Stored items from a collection

********

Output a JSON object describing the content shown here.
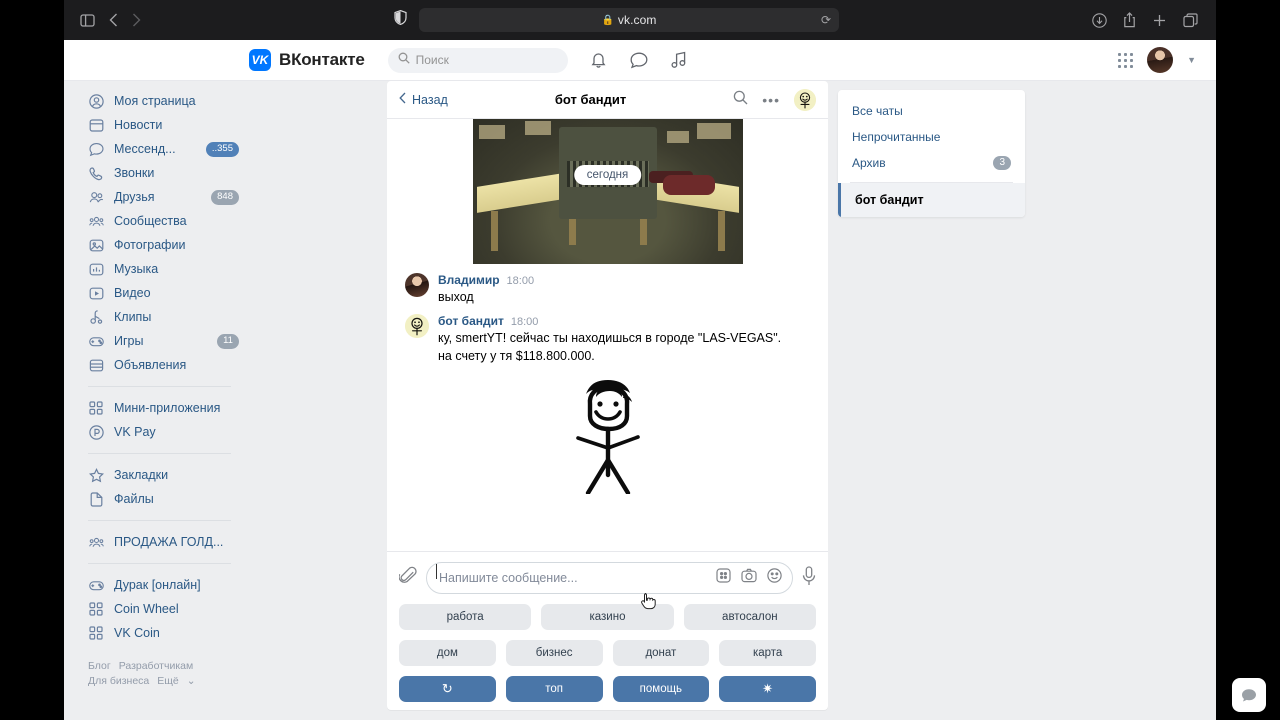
{
  "browser": {
    "url": "vk.com",
    "lock_icon": "lock-icon",
    "sidebar_toggle_icon": "sidebar-toggle-icon",
    "back_icon": "back-arrow-icon",
    "forward_icon": "forward-arrow-icon",
    "shield_icon": "privacy-shield-icon",
    "reload_icon": "reload-icon",
    "downloads_icon": "downloads-icon",
    "share_icon": "share-icon",
    "newtab_icon": "new-tab-icon",
    "tabs_icon": "tab-overview-icon"
  },
  "header": {
    "logo_mark": "VK",
    "logo_text": "ВКонтакте",
    "search_placeholder": "Поиск",
    "search_icon": "search-icon",
    "bell_icon": "bell-icon",
    "messages_icon": "chat-bubble-icon",
    "music_icon": "music-note-icon",
    "apps_icon": "apps-grid-icon",
    "avatar": "user-avatar",
    "caret_icon": "chevron-down-icon"
  },
  "sidebar": {
    "items": [
      {
        "label": "Моя страница",
        "icon": "profile-icon"
      },
      {
        "label": "Новости",
        "icon": "news-icon"
      },
      {
        "label": "Мессенд...",
        "icon": "messenger-icon",
        "badge": "..355",
        "badge_style": "blue"
      },
      {
        "label": "Звонки",
        "icon": "phone-icon"
      },
      {
        "label": "Друзья",
        "icon": "friends-icon",
        "badge": "848",
        "badge_style": "gray"
      },
      {
        "label": "Сообщества",
        "icon": "groups-icon"
      },
      {
        "label": "Фотографии",
        "icon": "photo-icon"
      },
      {
        "label": "Музыка",
        "icon": "music-box-icon"
      },
      {
        "label": "Видео",
        "icon": "video-icon"
      },
      {
        "label": "Клипы",
        "icon": "clips-icon"
      },
      {
        "label": "Игры",
        "icon": "gamepad-icon",
        "badge": "11",
        "badge_style": "gray"
      },
      {
        "label": "Объявления",
        "icon": "ads-icon"
      }
    ],
    "group2": [
      {
        "label": "Мини-приложения",
        "icon": "mini-apps-icon"
      },
      {
        "label": "VK Pay",
        "icon": "vk-pay-icon"
      }
    ],
    "group3": [
      {
        "label": "Закладки",
        "icon": "star-icon"
      },
      {
        "label": "Файлы",
        "icon": "file-icon"
      }
    ],
    "group4": [
      {
        "label": "ПРОДАЖА ГОЛД...",
        "icon": "groups-icon"
      }
    ],
    "group5": [
      {
        "label": "Дурак [онлайн]",
        "icon": "gamepad-icon"
      },
      {
        "label": "Coin Wheel",
        "icon": "mini-apps-icon"
      },
      {
        "label": "VK Coin",
        "icon": "mini-apps-icon"
      }
    ],
    "footer": [
      "Блог",
      "Разработчикам",
      "Для бизнеса",
      "Ещё"
    ]
  },
  "chat": {
    "back_label": "Назад",
    "back_icon": "chevron-left-icon",
    "title": "бот бандит",
    "search_icon": "search-icon",
    "more_icon": "more-dots-icon",
    "avatar_icon": "bot-avatar",
    "date_divider": "сегодня",
    "photo_alt": "game-screenshot",
    "messages": [
      {
        "author": "Владимир",
        "time": "18:00",
        "text": "выход",
        "avatar": "user-avatar"
      },
      {
        "author": "бот бандит",
        "time": "18:00",
        "text": "ку, smertYT! сейчас ты находишься в городе \"LAS-VEGAS\".",
        "text2": "на счету у тя $118.800.000.",
        "avatar": "bot-avatar"
      }
    ],
    "sticker": "stick-figure-sticker"
  },
  "composer": {
    "attach_icon": "paperclip-icon",
    "placeholder": "Напишите сообщение...",
    "keyboard_icon": "bot-keyboard-icon",
    "camera_icon": "camera-icon",
    "emoji_icon": "smiley-icon",
    "mic_icon": "microphone-icon",
    "keyboard_rows": [
      [
        {
          "label": "работа",
          "style": "light"
        },
        {
          "label": "казино",
          "style": "light"
        },
        {
          "label": "автосалон",
          "style": "light"
        }
      ],
      [
        {
          "label": "дом",
          "style": "light"
        },
        {
          "label": "бизнес",
          "style": "light"
        },
        {
          "label": "донат",
          "style": "light"
        },
        {
          "label": "карта",
          "style": "light"
        }
      ],
      [
        {
          "label": "↻",
          "style": "primary",
          "icon": "refresh-icon"
        },
        {
          "label": "топ",
          "style": "primary"
        },
        {
          "label": "помощь",
          "style": "primary"
        },
        {
          "label": "✷",
          "style": "primary",
          "icon": "settings-icon"
        }
      ]
    ]
  },
  "right_panel": {
    "items": [
      {
        "label": "Все чаты"
      },
      {
        "label": "Непрочитанные"
      },
      {
        "label": "Архив",
        "count": "3"
      }
    ],
    "active_chat": "бот бандит"
  },
  "fab": {
    "icon": "chat-bubble-icon"
  },
  "colors": {
    "vk_blue": "#0077ff",
    "link_blue": "#2a5885",
    "button_blue": "#4a76a8",
    "page_bg": "#edeef0",
    "badge_blue": "#5181b8",
    "badge_gray": "#9aa5b1"
  }
}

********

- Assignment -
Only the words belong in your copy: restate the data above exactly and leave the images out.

- Exercise result -
Output a JSON object describing the content shown here.
{
  "browser": {
    "url": "vk.com",
    "lock_icon": "lock-icon",
    "sidebar_toggle_icon": "sidebar-toggle-icon",
    "back_icon": "back-arrow-icon",
    "forward_icon": "forward-arrow-icon",
    "shield_icon": "privacy-shield-icon",
    "reload_icon": "reload-icon",
    "downloads_icon": "downloads-icon",
    "share_icon": "share-icon",
    "newtab_icon": "new-tab-icon",
    "tabs_icon": "tab-overview-icon"
  },
  "header": {
    "logo_mark": "VK",
    "logo_text": "ВКонтакте",
    "search_placeholder": "Поиск",
    "search_icon": "search-icon",
    "bell_icon": "bell-icon",
    "messages_icon": "chat-bubble-icon",
    "music_icon": "music-note-icon",
    "apps_icon": "apps-grid-icon",
    "avatar": "user-avatar",
    "caret_icon": "chevron-down-icon"
  },
  "sidebar": {
    "items": [
      {
        "label": "Моя страница",
        "icon": "profile-icon"
      },
      {
        "label": "Новости",
        "icon": "news-icon"
      },
      {
        "label": "Мессенд...",
        "icon": "messenger-icon",
        "badge": "..355",
        "badge_style": "blue"
      },
      {
        "label": "Звонки",
        "icon": "phone-icon"
      },
      {
        "label": "Друзья",
        "icon": "friends-icon",
        "badge": "848",
        "badge_style": "gray"
      },
      {
        "label": "Сообщества",
        "icon": "groups-icon"
      },
      {
        "label": "Фотографии",
        "icon": "photo-icon"
      },
      {
        "label": "Музыка",
        "icon": "music-box-icon"
      },
      {
        "label": "Видео",
        "icon": "video-icon"
      },
      {
        "label": "Клипы",
        "icon": "clips-icon"
      },
      {
        "label": "Игры",
        "icon": "gamepad-icon",
        "badge": "11",
        "badge_style": "gray"
      },
      {
        "label": "Объявления",
        "icon": "ads-icon"
      }
    ],
    "group2": [
      {
        "label": "Мини-приложения",
        "icon": "mini-apps-icon"
      },
      {
        "label": "VK Pay",
        "icon": "vk-pay-icon"
      }
    ],
    "group3": [
      {
        "label": "Закладки",
        "icon": "star-icon"
      },
      {
        "label": "Файлы",
        "icon": "file-icon"
      }
    ],
    "group4": [
      {
        "label": "ПРОДАЖА ГОЛД...",
        "icon": "groups-icon"
      }
    ],
    "group5": [
      {
        "label": "Дурак [онлайн]",
        "icon": "gamepad-icon"
      },
      {
        "label": "Coin Wheel",
        "icon": "mini-apps-icon"
      },
      {
        "label": "VK Coin",
        "icon": "mini-apps-icon"
      }
    ],
    "footer": [
      "Блог",
      "Разработчикам",
      "Для бизнеса",
      "Ещё"
    ]
  },
  "chat": {
    "back_label": "Назад",
    "back_icon": "chevron-left-icon",
    "title": "бот бандит",
    "search_icon": "search-icon",
    "more_icon": "more-dots-icon",
    "avatar_icon": "bot-avatar",
    "date_divider": "сегодня",
    "photo_alt": "game-screenshot",
    "messages": [
      {
        "author": "Владимир",
        "time": "18:00",
        "text": "выход",
        "avatar": "user-avatar"
      },
      {
        "author": "бот бандит",
        "time": "18:00",
        "text": "ку, smertYT! сейчас ты находишься в городе \"LAS-VEGAS\".",
        "text2": "на счету у тя $118.800.000.",
        "avatar": "bot-avatar"
      }
    ],
    "sticker": "stick-figure-sticker"
  },
  "composer": {
    "attach_icon": "paperclip-icon",
    "placeholder": "Напишите сообщение...",
    "keyboard_icon": "bot-keyboard-icon",
    "camera_icon": "camera-icon",
    "emoji_icon": "smiley-icon",
    "mic_icon": "microphone-icon",
    "keyboard_rows": [
      [
        {
          "label": "работа",
          "style": "light"
        },
        {
          "label": "казино",
          "style": "light"
        },
        {
          "label": "автосалон",
          "style": "light"
        }
      ],
      [
        {
          "label": "дом",
          "style": "light"
        },
        {
          "label": "бизнес",
          "style": "light"
        },
        {
          "label": "донат",
          "style": "light"
        },
        {
          "label": "карта",
          "style": "light"
        }
      ],
      [
        {
          "label": "↻",
          "style": "primary",
          "icon": "refresh-icon"
        },
        {
          "label": "топ",
          "style": "primary"
        },
        {
          "label": "помощь",
          "style": "primary"
        },
        {
          "label": "✷",
          "style": "primary",
          "icon": "settings-icon"
        }
      ]
    ]
  },
  "right_panel": {
    "items": [
      {
        "label": "Все чаты"
      },
      {
        "label": "Непрочитанные"
      },
      {
        "label": "Архив",
        "count": "3"
      }
    ],
    "active_chat": "бот бандит"
  },
  "fab": {
    "icon": "chat-bubble-icon"
  },
  "colors": {
    "vk_blue": "#0077ff",
    "link_blue": "#2a5885",
    "button_blue": "#4a76a8",
    "page_bg": "#edeef0",
    "badge_blue": "#5181b8",
    "badge_gray": "#9aa5b1"
  }
}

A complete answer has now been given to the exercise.